Alcohol can make your ADHD worse. Those with ADHD are more likely to develop a problem with alcohol than someone who doesn’t have ADHD.
The bottom line: they’re not a good combination. But why?
The neuroscience of ADHD and alcohol use
Alcohol and ADHD affect the same part of the brain: the frontal lobe.
This is the part of the brain in charge of things like inhibition control, concentration, and impulse control (the same things many people with ADHD struggle with). If you’re already dealing with these challenges, adding alcohol is going to make them worse.
Alcohol is a depressant, which means that it slows down brain functions. It gives us that good, relaxed feeling—something to calm down those hyperactive brains we know and love!

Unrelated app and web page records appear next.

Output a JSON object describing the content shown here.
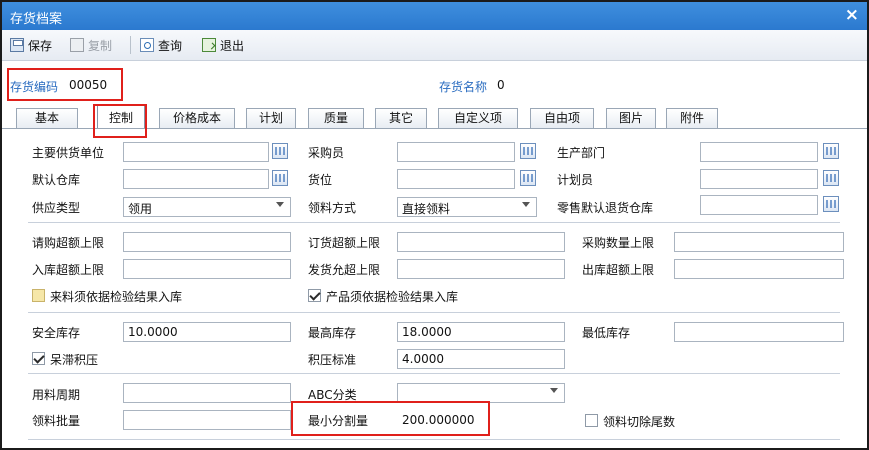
{
  "window": {
    "title": "存货档案",
    "close_glyph": "×"
  },
  "toolbar": {
    "save": "保存",
    "copy": "复制",
    "query": "查询",
    "exit": "退出"
  },
  "header": {
    "code_label": "存货编码",
    "code_value": "00050",
    "name_label": "存货名称",
    "name_value": "0"
  },
  "tabs": [
    "基本",
    "控制",
    "价格成本",
    "计划",
    "质量",
    "其它",
    "自定义项",
    "自由项",
    "图片",
    "附件"
  ],
  "active_tab": "控制",
  "section1": {
    "main_supplier": "主要供货单位",
    "buyer": "采购员",
    "production_dept": "生产部门",
    "default_warehouse": "默认仓库",
    "location": "货位",
    "planner": "计划员",
    "supply_type": "供应类型",
    "supply_type_value": "领用",
    "issue_method": "领料方式",
    "issue_method_value": "直接领料",
    "retail_return_warehouse": "零售默认退货仓库"
  },
  "section2": {
    "purchase_req_over_limit": "请购超额上限",
    "order_over_limit": "订货超额上限",
    "purchase_qty_limit": "采购数量上限",
    "inbound_over_limit": "入库超额上限",
    "shipment_over_limit": "发货允超上限",
    "outbound_over_limit": "出库超额上限",
    "incoming_inspection": "来料须依据检验结果入库",
    "product_inspection": "产品须依据检验结果入库"
  },
  "section3": {
    "safety_stock": "安全库存",
    "safety_stock_value": "10.0000",
    "max_stock": "最高库存",
    "max_stock_value": "18.0000",
    "min_stock": "最低库存",
    "slow_moving": "呆滞积压",
    "overstock_standard": "积压标准",
    "overstock_standard_value": "4.0000"
  },
  "section4": {
    "usage_cycle": "用料周期",
    "abc_class": "ABC分类",
    "issue_batch": "领料批量",
    "min_split_qty": "最小分割量",
    "min_split_qty_value": "200.000000",
    "issue_cut_tail": "领料切除尾数"
  }
}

But, it’s not that simple.
Because those with ADHD are more likely to binge drink in order to get more of that “relaxed” feeling, they also have an increased chance of developing an alcohol dependency.
What’s the risk of alcohol?

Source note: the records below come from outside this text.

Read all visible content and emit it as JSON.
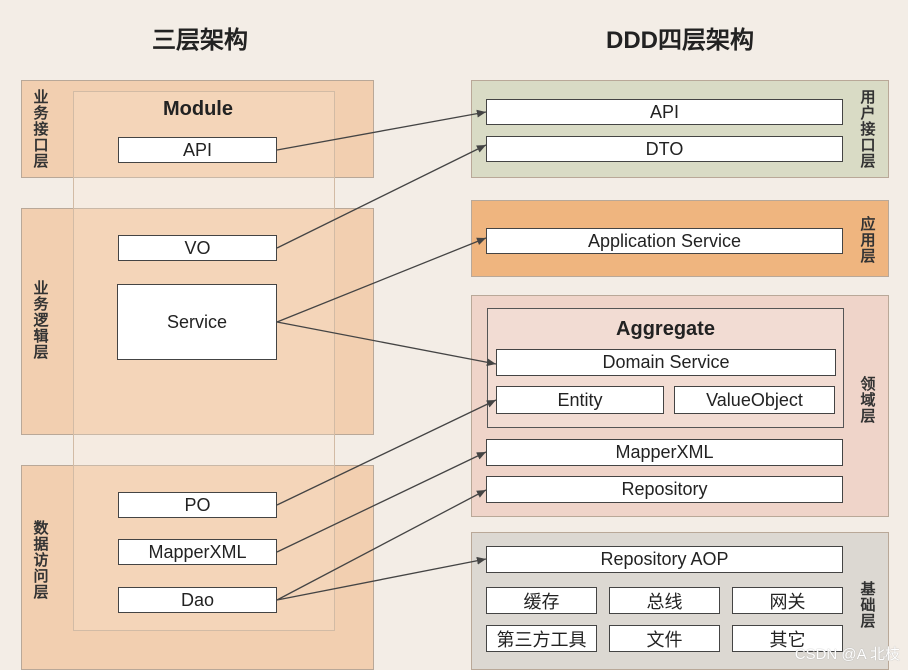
{
  "left": {
    "title": "三层架构",
    "module": "Module",
    "layers": [
      {
        "label": "业务接口层"
      },
      {
        "label": "业务逻辑层"
      },
      {
        "label": "数据访问层"
      }
    ],
    "boxes": [
      "API",
      "VO",
      "Service",
      "PO",
      "MapperXML",
      "Dao"
    ]
  },
  "right": {
    "title": "DDD四层架构",
    "layers": [
      {
        "label": "用户接口层",
        "color": "#d9dbc5"
      },
      {
        "label": "应用层",
        "color": "#efb57f"
      },
      {
        "label": "领域层",
        "color": "#efd4c9"
      },
      {
        "label": "基础层",
        "color": "#dcd8d2"
      }
    ],
    "ui": [
      "API",
      "DTO"
    ],
    "app": [
      "Application Service"
    ],
    "aggregate": "Aggregate",
    "domain": [
      "Domain Service",
      "Entity",
      "ValueObject",
      "MapperXML",
      "Repository"
    ],
    "infra": [
      "Repository AOP",
      "缓存",
      "总线",
      "网关",
      "第三方工具",
      "文件",
      "其它"
    ]
  },
  "watermark": "CSDN @A 北枝",
  "colors": {
    "left_layer": "#f2cfb0",
    "background": "#f3ede6"
  }
}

A 2015 study investigated the link between ADHD and binge drinking, and found that participants with ADHD as adolescents were more likely to become binge drinkers as adults.3

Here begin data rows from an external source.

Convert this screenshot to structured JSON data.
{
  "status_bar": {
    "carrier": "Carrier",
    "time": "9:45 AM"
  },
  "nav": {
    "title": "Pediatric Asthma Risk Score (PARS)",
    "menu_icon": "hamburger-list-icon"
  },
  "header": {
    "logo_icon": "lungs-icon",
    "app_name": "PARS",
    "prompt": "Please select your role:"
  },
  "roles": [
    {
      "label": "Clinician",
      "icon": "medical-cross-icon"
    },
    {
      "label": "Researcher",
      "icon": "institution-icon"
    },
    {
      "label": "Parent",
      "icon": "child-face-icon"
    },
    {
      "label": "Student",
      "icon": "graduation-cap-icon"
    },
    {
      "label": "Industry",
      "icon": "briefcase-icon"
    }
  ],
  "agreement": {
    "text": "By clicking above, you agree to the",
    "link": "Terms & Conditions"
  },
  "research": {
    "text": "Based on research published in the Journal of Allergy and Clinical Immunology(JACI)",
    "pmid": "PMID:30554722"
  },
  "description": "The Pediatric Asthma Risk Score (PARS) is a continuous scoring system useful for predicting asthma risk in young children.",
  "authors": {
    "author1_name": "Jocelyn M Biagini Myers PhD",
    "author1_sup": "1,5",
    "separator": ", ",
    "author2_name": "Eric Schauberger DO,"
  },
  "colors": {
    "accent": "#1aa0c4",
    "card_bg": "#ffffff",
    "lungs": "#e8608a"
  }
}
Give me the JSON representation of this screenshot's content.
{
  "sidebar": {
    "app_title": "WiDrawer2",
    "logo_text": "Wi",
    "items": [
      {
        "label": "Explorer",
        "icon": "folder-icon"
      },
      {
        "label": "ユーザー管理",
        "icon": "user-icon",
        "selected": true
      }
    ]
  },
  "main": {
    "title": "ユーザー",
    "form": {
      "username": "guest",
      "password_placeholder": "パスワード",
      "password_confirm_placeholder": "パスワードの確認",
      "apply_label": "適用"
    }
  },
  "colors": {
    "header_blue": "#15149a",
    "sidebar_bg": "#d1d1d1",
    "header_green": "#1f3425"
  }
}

Other ways alcohol can interfere with your ADHD:
- Amplify any tendencies towards risky behaviors
- Exacerbate physical and mental health problems
- Negative interactions with ADHD medications
The effects of alcohol on cognition
You're taking a risk when you mix your ADHD with alcohol. Drinking can affect things like judgment, balance, memory, cognitive abilities, and speech.
Since alcohol is an addictive substance, your risk for addiction increases as well.
Alcohol use disorder (AUD): an ADHD comorbidity
People who have ADHD are 43% more likely to develop an AUD due to their maladaptive reward system and increased likelihood to make decisions impulsively.4 In addition, 20% of adults who have an AUD also have ADHD.
AUD is a spectrum
According the the National Alliance on Mental Illnesses, some of the symptoms of substance use disorders (including AUD) are:
- Feeling like you need the substance to function properly
- Developing a high tolerance
- Behavioral changes, including increased risk-taking behavior
- Withdrawal symptoms
- Change in relationships with family and friends
If you are experiencing these symptoms or feel like you need to assess your relationship with alcohol, consult your doctor or mental health professional. It can be very dangerous, and even deadly, to quit drinking without medical assistance.
The dangers of self-medicating with alcohol
Some ADHDers use alcohol as a form of self-medication, but this almost always leads to worse problems. Not only are are the ADHD symptoms going untreated, but the effects of long-term alcohol use can compound health complications—physically and cognitively.
ADHD medication and alcohol: is it safe to combine them?
When determining which medication works best to help your ADHD symptoms, it’s important to understand how they interact with alcohol. (And any other substance you may use.)
Coping and treatment
1. Visit your physician’s office
If you’re concerned about your alcohol consumption, talk to your doctor. While you’re there, it might be a good idea to ask them how your specific prescription may interact with alcohol.
The goal here is to find a solution that caters to both ADHD and the risk of alcohol abuse.
If you’re struggling with drinking, try moderating your alcohol consumption and see if you notice a change. Moderate drinking is defined as 2 or less drinks for men, and 1 or less for women per day. According to the Dietary Guidelines for Americans, drinking less is better for your overall health, anyway!
Therapy is a great tool to prioritize your mental health. Cognitive behavioral therapy has shown to be effective for both kids and adults with ADHD. If you’re not able to or aren’t comfortable speaking directly to a therapist, try the Inflow app to find support from others like you.
4. Lifestyle changes
In addition to therapy, making small lifestyle changes can greatly benefit your overall health. Eating well, staying hydrated, exercising, and practicing good sleep hygiene are some ways that you can give your well-being a boost.
5. Surround yourself with a supportive community
Having supportive people around you is extremely important. Use the internet and social media to meet new people. Join groups or attend events in your area to meet people. Prioritize time with family and friends.